As Breen took off from the starting blocks in a field of five, some spectators idly followed his churning progress, fascinated that any man could thrash along so hard for more than a quarter of an hour. But most people followed the divers. The loudspeakers interrupted the diving scoring to give three interval clockings for Breen's heat, yet there was never a hint that George was swimming faster than any man had swum before. He hit the 400-meter mark in 4:37.5. As he rolled on the turn at 800 meters, Breen cast an eye at the clock. It read 9:31, within three-tenths of a second of the existing world record.
For 800 meters Breen churned on, strangely stepping up the pace in the laps where ordinarily he fades a bit. As he touched into the finish, almost a length in front of his nearest opponent, Breen got a desultory round of applause.
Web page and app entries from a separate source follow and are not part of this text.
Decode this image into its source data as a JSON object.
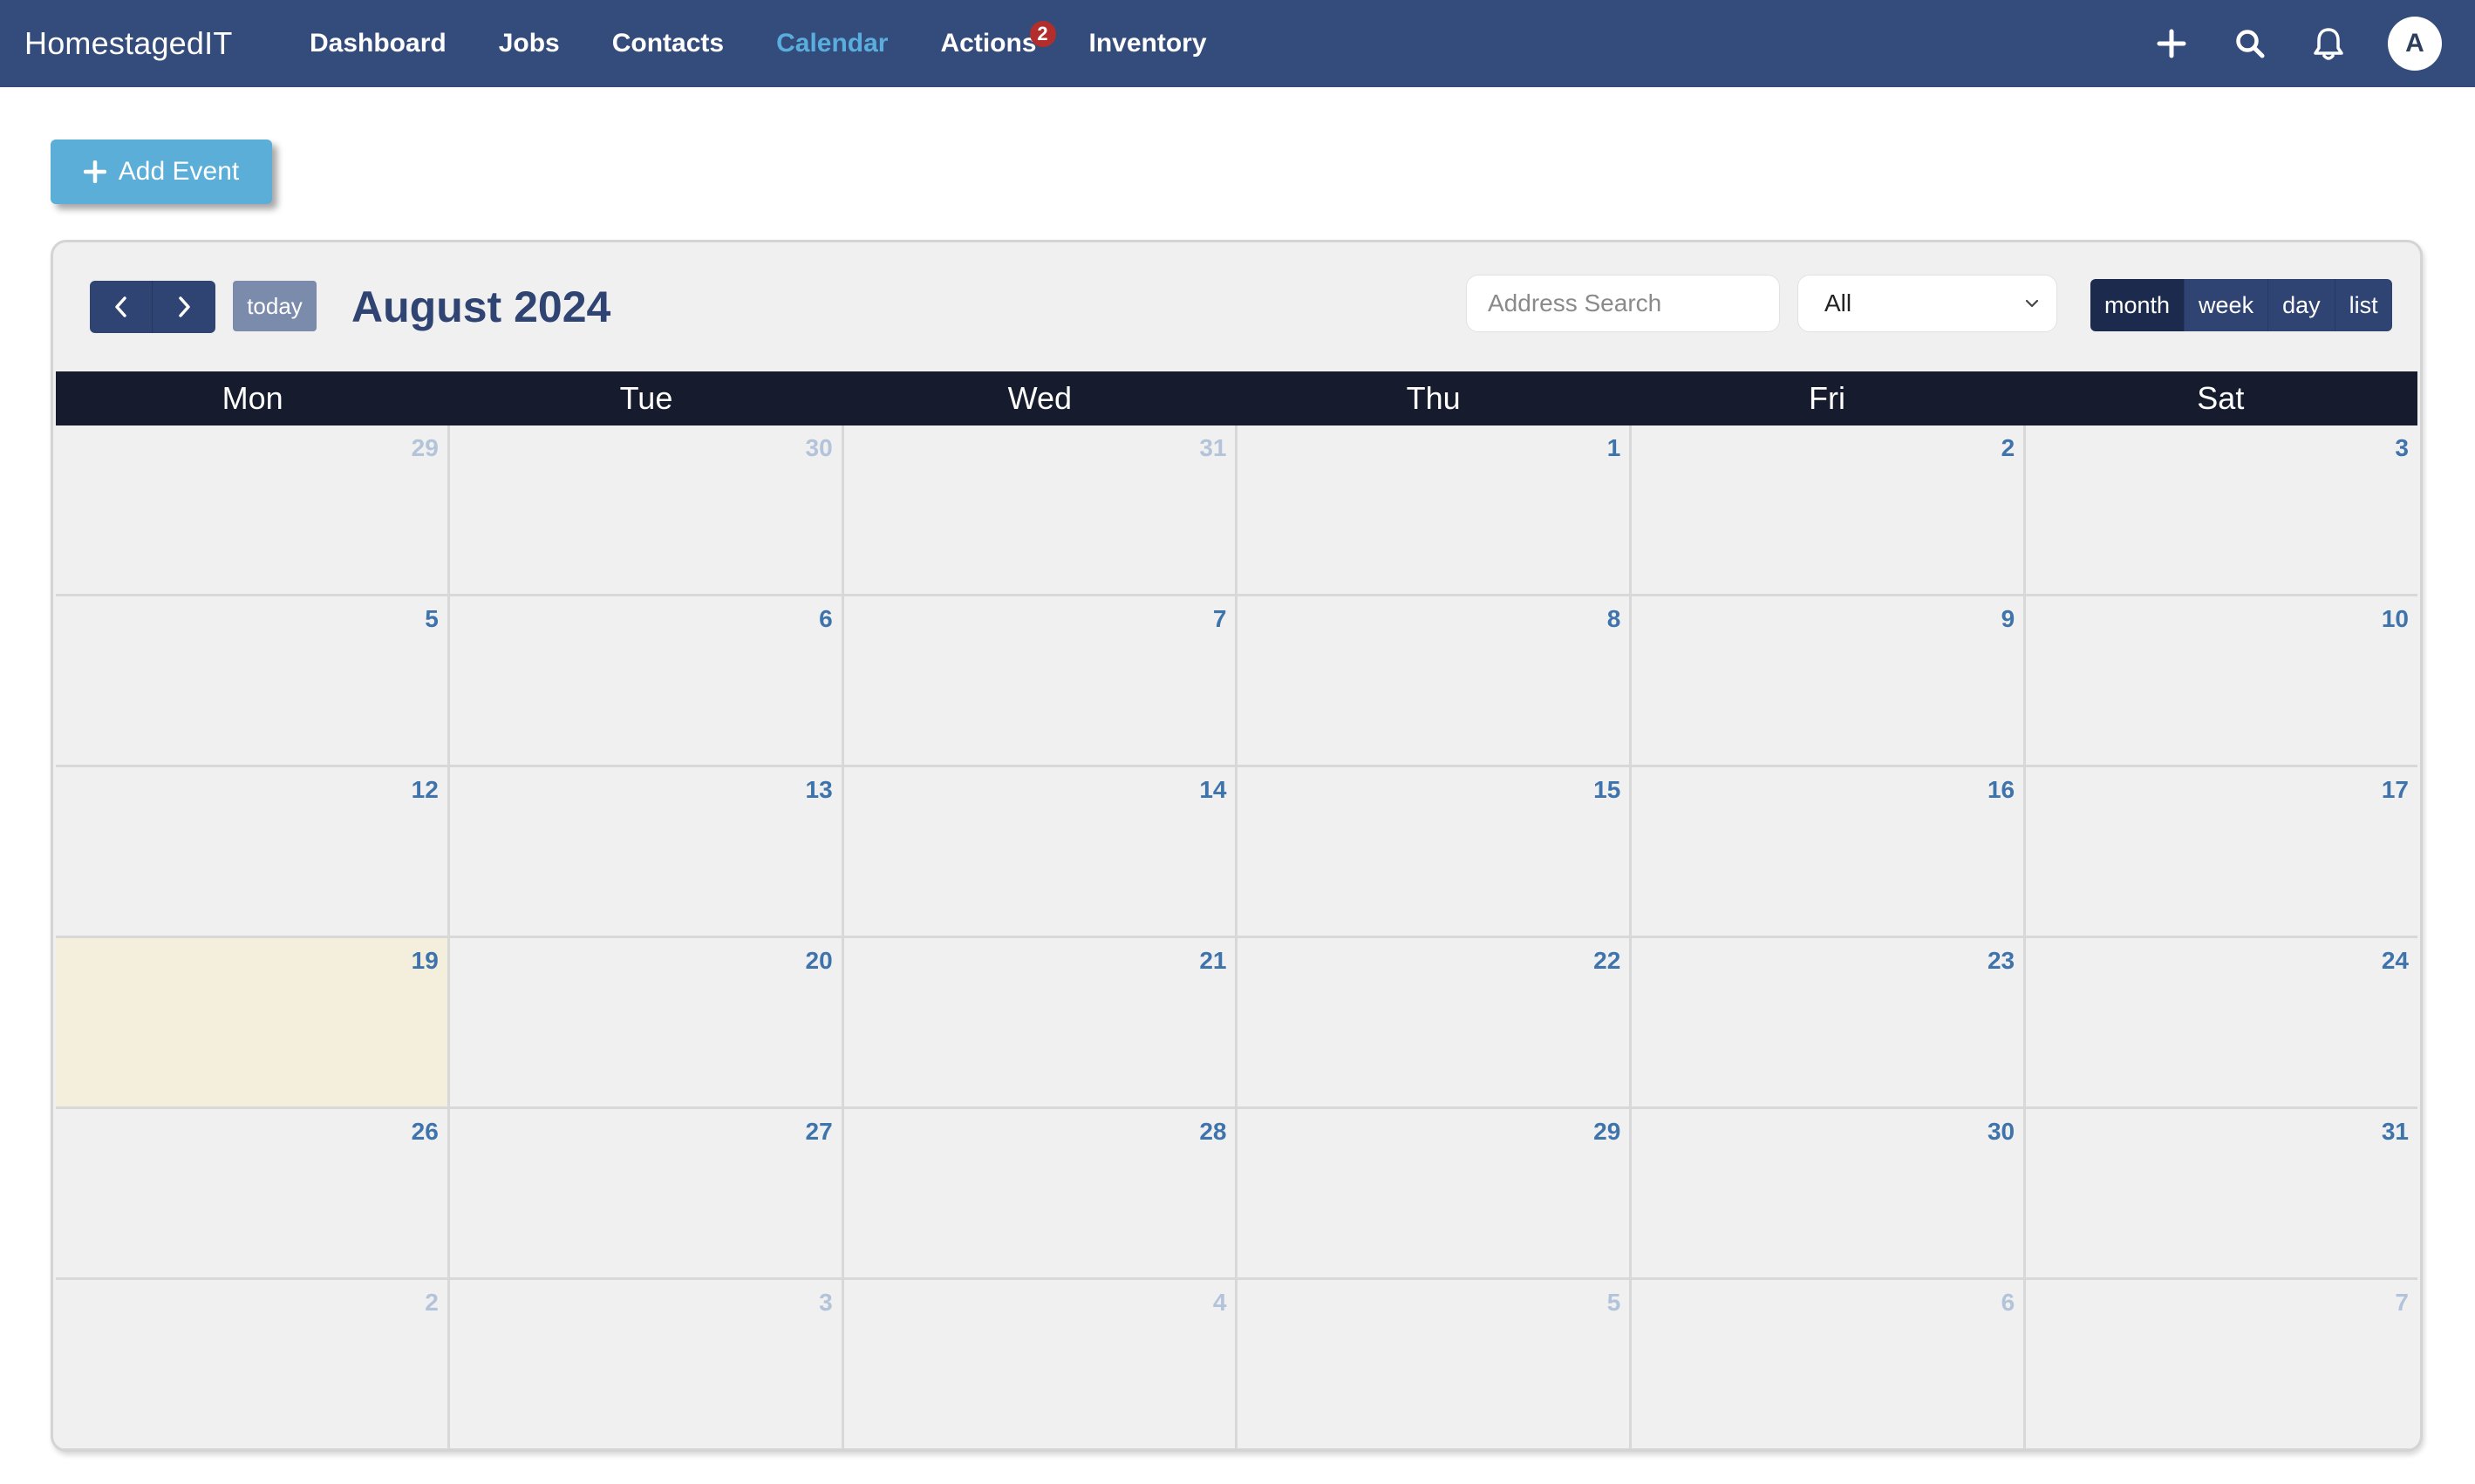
{
  "app": {
    "brand": "HomestagedIT"
  },
  "nav": {
    "links": [
      {
        "label": "Dashboard",
        "active": false
      },
      {
        "label": "Jobs",
        "active": false
      },
      {
        "label": "Contacts",
        "active": false
      },
      {
        "label": "Calendar",
        "active": true
      },
      {
        "label": "Actions",
        "active": false,
        "badge": "2"
      },
      {
        "label": "Inventory",
        "active": false
      }
    ],
    "icons": [
      "plus-icon",
      "search-icon",
      "bell-icon"
    ],
    "avatar_initial": "A"
  },
  "actions": {
    "add_event_label": "Add Event"
  },
  "calendar": {
    "today_label": "today",
    "title": "August 2024",
    "search_placeholder": "Address Search",
    "filter_value": "All",
    "views": [
      {
        "label": "month",
        "active": true
      },
      {
        "label": "week",
        "active": false
      },
      {
        "label": "day",
        "active": false
      },
      {
        "label": "list",
        "active": false
      }
    ],
    "days_of_week": [
      "Mon",
      "Tue",
      "Wed",
      "Thu",
      "Fri",
      "Sat"
    ],
    "weeks": [
      [
        {
          "n": "29",
          "other": true
        },
        {
          "n": "30",
          "other": true
        },
        {
          "n": "31",
          "other": true
        },
        {
          "n": "1"
        },
        {
          "n": "2"
        },
        {
          "n": "3"
        }
      ],
      [
        {
          "n": "5"
        },
        {
          "n": "6"
        },
        {
          "n": "7"
        },
        {
          "n": "8"
        },
        {
          "n": "9"
        },
        {
          "n": "10"
        }
      ],
      [
        {
          "n": "12"
        },
        {
          "n": "13"
        },
        {
          "n": "14"
        },
        {
          "n": "15"
        },
        {
          "n": "16"
        },
        {
          "n": "17"
        }
      ],
      [
        {
          "n": "19",
          "today": true
        },
        {
          "n": "20"
        },
        {
          "n": "21"
        },
        {
          "n": "22"
        },
        {
          "n": "23"
        },
        {
          "n": "24"
        }
      ],
      [
        {
          "n": "26"
        },
        {
          "n": "27"
        },
        {
          "n": "28"
        },
        {
          "n": "29"
        },
        {
          "n": "30"
        },
        {
          "n": "31"
        }
      ],
      [
        {
          "n": "2",
          "other": true
        },
        {
          "n": "3",
          "other": true
        },
        {
          "n": "4",
          "other": true
        },
        {
          "n": "5",
          "other": true
        },
        {
          "n": "6",
          "other": true
        },
        {
          "n": "7",
          "other": true
        }
      ]
    ]
  },
  "colors": {
    "navbar": "#344c7b",
    "active_link": "#5aaede",
    "badge": "#b22d2b",
    "primary_button": "#5aaed8",
    "calendar_button": "#2f4472",
    "header_row": "#161b2e",
    "today_cell": "#f4efdc",
    "day_number": "#3e73ac",
    "other_month_number": "#b3c4da"
  }
}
Then, in a tone of almost utter boredom, the loudspeakers spoke: "The results of the third heat of the 1,500 meters. First, George Breen, the United States. Time, 17:52.19. This is a new world and Olympic record." There was some polite hand clapping, but few real cheers.
George Breen had taken the 1,500-meter record back from Murray Rose and fewer than a thousand of the 5,500 persons in the stadium had seen him do it. When the word got around, a woman in the upper tier of seats complained: "They ought to tell us when things like that are happening!"
The whole world was told, a little later, that Murray Rose had won the gold medal in the 1,500-meter final, with Yamanaka of Japan second and George Breen third.
"I don't have any excuses," said George when it was all over. "I've got the record and Murray's got the gold medal. I guess we'd both rather have the medal. This is going to be one of my memories. It's not really the end of everything. I'm going to keep on swimming. So I've lost one, but I still have a town, my folks and my school and a girl at school to go back to."
A DOG'S LIFE
They will tell you down in Tennessee that there is nothing quite so smart as a good hunting dog. No one knows this better than Alton Carver, who values his dog at $400 and was understandably alarmed when he lost him recently. Setting out in his automobile, Carver retrieved the dog and was driving happily homeward when he wrecked the car, burning it to ashes. In the resulting confusion the frightened dog skipped away again.
Carver then collected his father and the family truck and eventually recovered his dog for the second time. On the way home once more he cracked up the truck, and both Carvers had to be packed off to the hospital for repairs. The dog? He walked home.
The personalized golf ball, imprinted with the name of its owner (Ike has some stamped "Mr. President"), is a jolly thought for Christmas giving, but donors and donees should bear in mind that the personalized golf ball, like many another modern boon, can have some awkward side effects. Among the first case histories to be reported: